Exercise goal:
Copy all lines holding the word "data" from the entries.

Material provided:
*** Block opens ***

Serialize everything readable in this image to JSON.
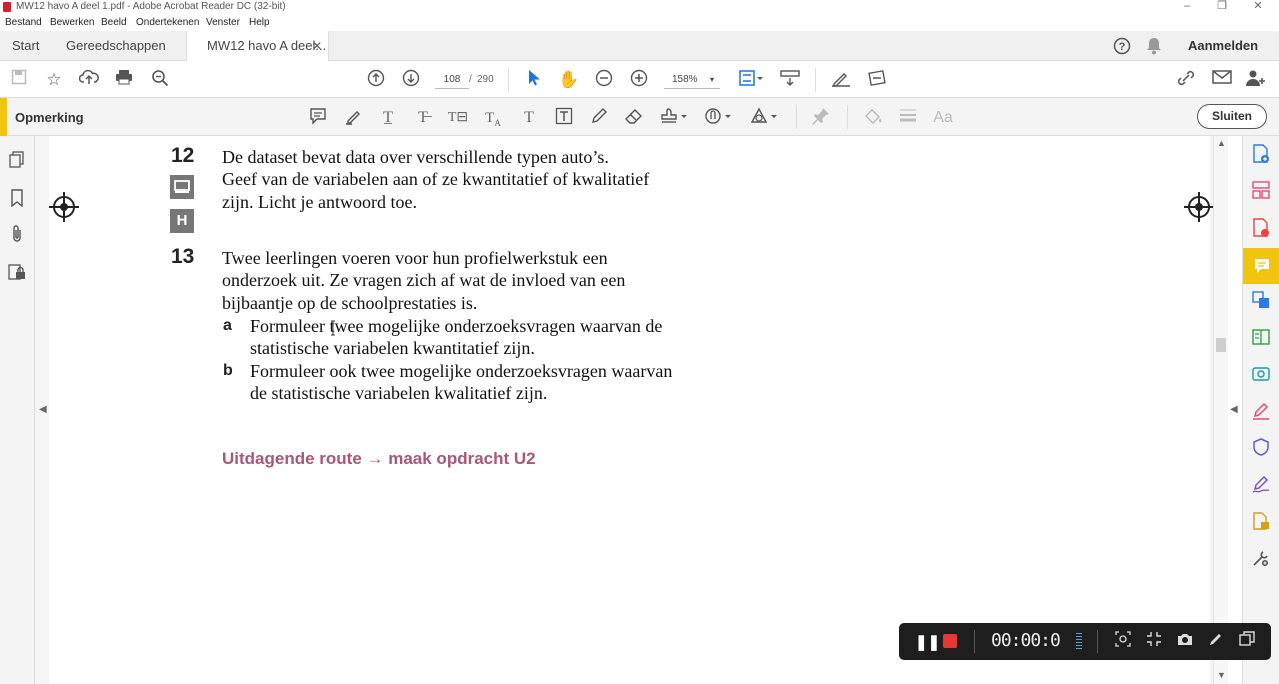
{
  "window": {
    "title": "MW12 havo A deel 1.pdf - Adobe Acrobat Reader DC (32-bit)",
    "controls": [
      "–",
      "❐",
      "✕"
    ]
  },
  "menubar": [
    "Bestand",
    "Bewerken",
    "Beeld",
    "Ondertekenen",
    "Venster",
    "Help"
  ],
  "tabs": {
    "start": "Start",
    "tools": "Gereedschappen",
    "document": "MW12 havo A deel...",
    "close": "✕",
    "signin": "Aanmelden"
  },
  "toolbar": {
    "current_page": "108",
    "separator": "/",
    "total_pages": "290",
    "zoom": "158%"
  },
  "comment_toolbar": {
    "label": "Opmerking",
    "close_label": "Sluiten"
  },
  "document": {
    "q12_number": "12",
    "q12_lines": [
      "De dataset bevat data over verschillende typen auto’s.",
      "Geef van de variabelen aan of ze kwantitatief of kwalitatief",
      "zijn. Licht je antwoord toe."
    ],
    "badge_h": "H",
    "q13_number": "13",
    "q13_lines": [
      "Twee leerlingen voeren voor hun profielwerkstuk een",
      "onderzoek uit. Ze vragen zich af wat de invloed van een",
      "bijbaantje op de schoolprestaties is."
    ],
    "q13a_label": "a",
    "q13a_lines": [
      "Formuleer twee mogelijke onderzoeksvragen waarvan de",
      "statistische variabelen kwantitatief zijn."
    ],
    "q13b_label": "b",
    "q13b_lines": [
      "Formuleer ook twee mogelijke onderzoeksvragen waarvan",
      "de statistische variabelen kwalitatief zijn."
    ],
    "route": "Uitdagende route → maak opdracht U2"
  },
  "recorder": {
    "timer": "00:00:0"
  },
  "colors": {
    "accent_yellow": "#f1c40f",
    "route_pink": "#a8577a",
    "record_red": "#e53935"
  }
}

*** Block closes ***
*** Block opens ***

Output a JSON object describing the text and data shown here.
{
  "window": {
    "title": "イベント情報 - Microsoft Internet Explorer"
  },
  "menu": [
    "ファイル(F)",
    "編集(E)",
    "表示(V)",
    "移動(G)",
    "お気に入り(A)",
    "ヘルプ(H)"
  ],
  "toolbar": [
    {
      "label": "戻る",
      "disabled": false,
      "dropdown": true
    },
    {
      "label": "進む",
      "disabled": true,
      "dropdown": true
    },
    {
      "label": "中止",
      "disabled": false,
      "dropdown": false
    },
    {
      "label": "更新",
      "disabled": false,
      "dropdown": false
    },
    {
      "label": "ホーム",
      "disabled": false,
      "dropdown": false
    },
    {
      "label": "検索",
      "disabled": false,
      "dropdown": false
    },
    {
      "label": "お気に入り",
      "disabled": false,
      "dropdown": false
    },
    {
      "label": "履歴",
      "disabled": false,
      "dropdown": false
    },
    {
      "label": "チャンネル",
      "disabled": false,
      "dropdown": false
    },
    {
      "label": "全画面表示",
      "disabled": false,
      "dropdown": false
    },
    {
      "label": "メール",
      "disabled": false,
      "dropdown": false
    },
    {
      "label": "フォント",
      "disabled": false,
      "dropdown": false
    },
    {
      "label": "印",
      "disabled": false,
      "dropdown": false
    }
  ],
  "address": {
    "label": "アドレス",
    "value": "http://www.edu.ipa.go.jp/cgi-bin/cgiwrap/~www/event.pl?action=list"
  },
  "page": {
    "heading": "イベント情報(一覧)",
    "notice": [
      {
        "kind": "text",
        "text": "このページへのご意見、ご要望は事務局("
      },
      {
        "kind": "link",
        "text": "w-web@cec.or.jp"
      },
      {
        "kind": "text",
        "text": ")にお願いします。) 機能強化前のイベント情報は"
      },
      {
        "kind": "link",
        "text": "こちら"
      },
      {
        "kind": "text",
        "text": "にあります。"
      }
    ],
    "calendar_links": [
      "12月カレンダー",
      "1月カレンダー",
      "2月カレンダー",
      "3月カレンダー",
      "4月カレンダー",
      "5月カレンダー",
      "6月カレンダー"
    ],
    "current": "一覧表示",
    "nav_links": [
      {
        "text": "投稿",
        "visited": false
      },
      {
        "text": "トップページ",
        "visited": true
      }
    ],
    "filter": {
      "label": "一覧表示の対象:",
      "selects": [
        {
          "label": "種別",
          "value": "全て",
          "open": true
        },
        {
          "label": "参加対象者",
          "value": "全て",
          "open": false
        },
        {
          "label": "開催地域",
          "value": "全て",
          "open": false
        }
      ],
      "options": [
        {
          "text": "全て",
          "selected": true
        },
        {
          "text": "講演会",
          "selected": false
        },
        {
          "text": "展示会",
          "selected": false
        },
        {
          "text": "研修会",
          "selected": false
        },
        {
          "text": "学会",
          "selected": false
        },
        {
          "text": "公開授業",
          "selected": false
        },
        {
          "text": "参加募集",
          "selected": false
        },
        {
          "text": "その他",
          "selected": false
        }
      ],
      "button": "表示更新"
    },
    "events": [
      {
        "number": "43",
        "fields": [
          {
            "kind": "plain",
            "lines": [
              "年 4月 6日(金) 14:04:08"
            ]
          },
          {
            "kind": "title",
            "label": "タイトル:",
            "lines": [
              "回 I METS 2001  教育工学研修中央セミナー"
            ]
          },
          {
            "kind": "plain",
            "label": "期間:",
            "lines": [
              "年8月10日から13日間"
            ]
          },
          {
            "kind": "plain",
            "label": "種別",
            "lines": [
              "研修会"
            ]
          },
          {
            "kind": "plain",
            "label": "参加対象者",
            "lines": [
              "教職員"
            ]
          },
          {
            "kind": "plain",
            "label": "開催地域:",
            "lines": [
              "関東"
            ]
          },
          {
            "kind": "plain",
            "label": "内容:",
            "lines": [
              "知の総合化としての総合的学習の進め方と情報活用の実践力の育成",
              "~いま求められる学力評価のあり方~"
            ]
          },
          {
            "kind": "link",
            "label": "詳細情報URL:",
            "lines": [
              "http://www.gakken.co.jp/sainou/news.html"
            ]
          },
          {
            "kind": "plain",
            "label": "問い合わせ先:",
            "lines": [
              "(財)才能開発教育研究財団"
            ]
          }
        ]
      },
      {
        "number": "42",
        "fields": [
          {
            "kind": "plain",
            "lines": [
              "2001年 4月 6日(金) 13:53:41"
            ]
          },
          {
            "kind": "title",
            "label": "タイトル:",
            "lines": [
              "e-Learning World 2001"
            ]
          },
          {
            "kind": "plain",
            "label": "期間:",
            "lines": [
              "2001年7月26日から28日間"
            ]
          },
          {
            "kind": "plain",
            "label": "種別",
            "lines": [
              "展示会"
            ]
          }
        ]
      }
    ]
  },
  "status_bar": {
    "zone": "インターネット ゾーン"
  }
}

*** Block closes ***

Written response:
      "De dataset bevat data over verschillende typen auto’s.",
Output a JSON object describing the text and data shown here.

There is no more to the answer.